Yep, 2 bikes actually do fit on that crate
Little slot to locate the front axle
With forks pushed up the triple clamps it got pretty low
The slot for the chain guide to sit in
The bike in its near final position
And now for the 2nd one
Pretty snug fit
Wheels in the crate, plus all the panniers and all of the riding gear too
2.72m3 of goodness
Wrapping it up so we've got a pressie to open in Africa
Finished! Packing the crate ended up taking a couple hours
We saved anything up to $3000 compared to if we had just taken the bikes straight to a freight transport place and all it cost us was about $60 in scrap steel and 2 days work to design and build the crate.
To any Aussies out there try to do all the running around for the dangerous goods certificates yourself. The guys who provide these certificates just have a quick glance at the bike and make sure there is no more than a ¼ tank of fuel and remind you to make sure you disconnect the battery terminals. They often tell you that they have to go out to the freight terminal to do all this charging you a hefty fee for it. Save yourself the cash and go to them. That is what I did.

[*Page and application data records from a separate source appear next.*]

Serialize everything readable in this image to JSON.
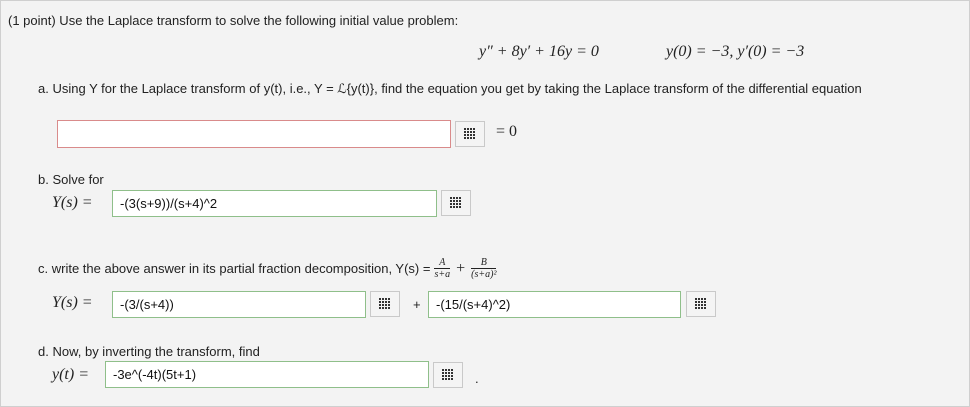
{
  "header": {
    "text": "(1 point) Use the Laplace transform to solve the following initial value problem:"
  },
  "equation": {
    "ode": "y″ + 8y′ + 16y = 0",
    "initial": "y(0) = −3,  y′(0) = −3"
  },
  "part_a": {
    "prompt": "a. Using Y for the Laplace transform of y(t), i.e., Y = ℒ{y(t)}, find the equation you get by taking the Laplace transform of the differential equation",
    "value": "",
    "suffix": "= 0"
  },
  "part_b": {
    "prompt": "b. Solve for",
    "lhs": "Y(s) =",
    "value": "-(3(s+9))/(s+4)^2"
  },
  "part_c": {
    "prompt": "c. write the above answer in its partial fraction decomposition, Y(s) =",
    "frac1_num": "A",
    "frac1_den": "s+a",
    "plus": "+",
    "frac2_num": "B",
    "frac2_den": "(s+a)²",
    "lhs": "Y(s) =",
    "value1": "-(3/(s+4))",
    "value2": "-(15/(s+4)^2)"
  },
  "part_d": {
    "prompt": "d. Now, by inverting the transform, find",
    "lhs": "y(t) =",
    "value": "-3e^(-4t)(5t+1)",
    "tail": "."
  },
  "icons": {
    "equation_editor": "grid-icon"
  }
}
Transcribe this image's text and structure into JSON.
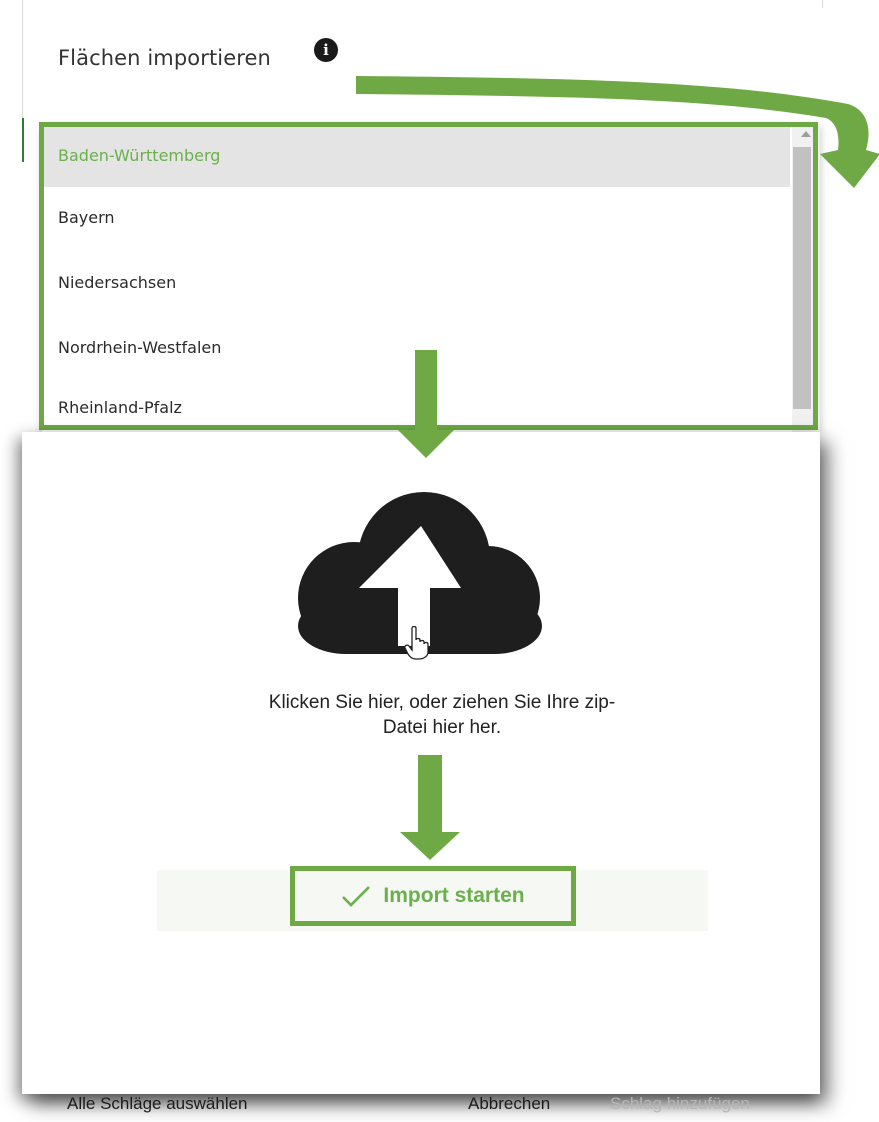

Final curry night at our beloved local pub. Monday Curries were an institution for us
Needless to say the final week of preparations of the trip were incredibly busy with the storage, bike stuff and handing over our rental property. The biggest spanner in the works for us was due to the lull of the mining boom in Perth making it nigh on impossible to sell our Holden Rodeo diesel ute. This meant we had to drive the car back to our parents place in Brisbane where we could leave it with them to sell. So with the clock now ticking to departure we drove in shifts the 4200km across the country in just 52 hours which included a 7 hour stop for a sleep in Port Augusta, about halfway. Ours is a bloody big country. We managed to meet an interested buyer before reaching Brisbane and after checking out the ute and ignoring our disheveled appearance agreed to take the car off our hands. Beauty! We now had a day or to say our farewells to family and then we were off for Africa; Mick and I on discount Asian airlines with our knees around our ears, while the bikes traveled in style on Qantas.
Nothing like an impromptu 4000+km drive across the country
This is a life! Not mine, sitting in bulshit office and looking outside window
Ooh! You get a window?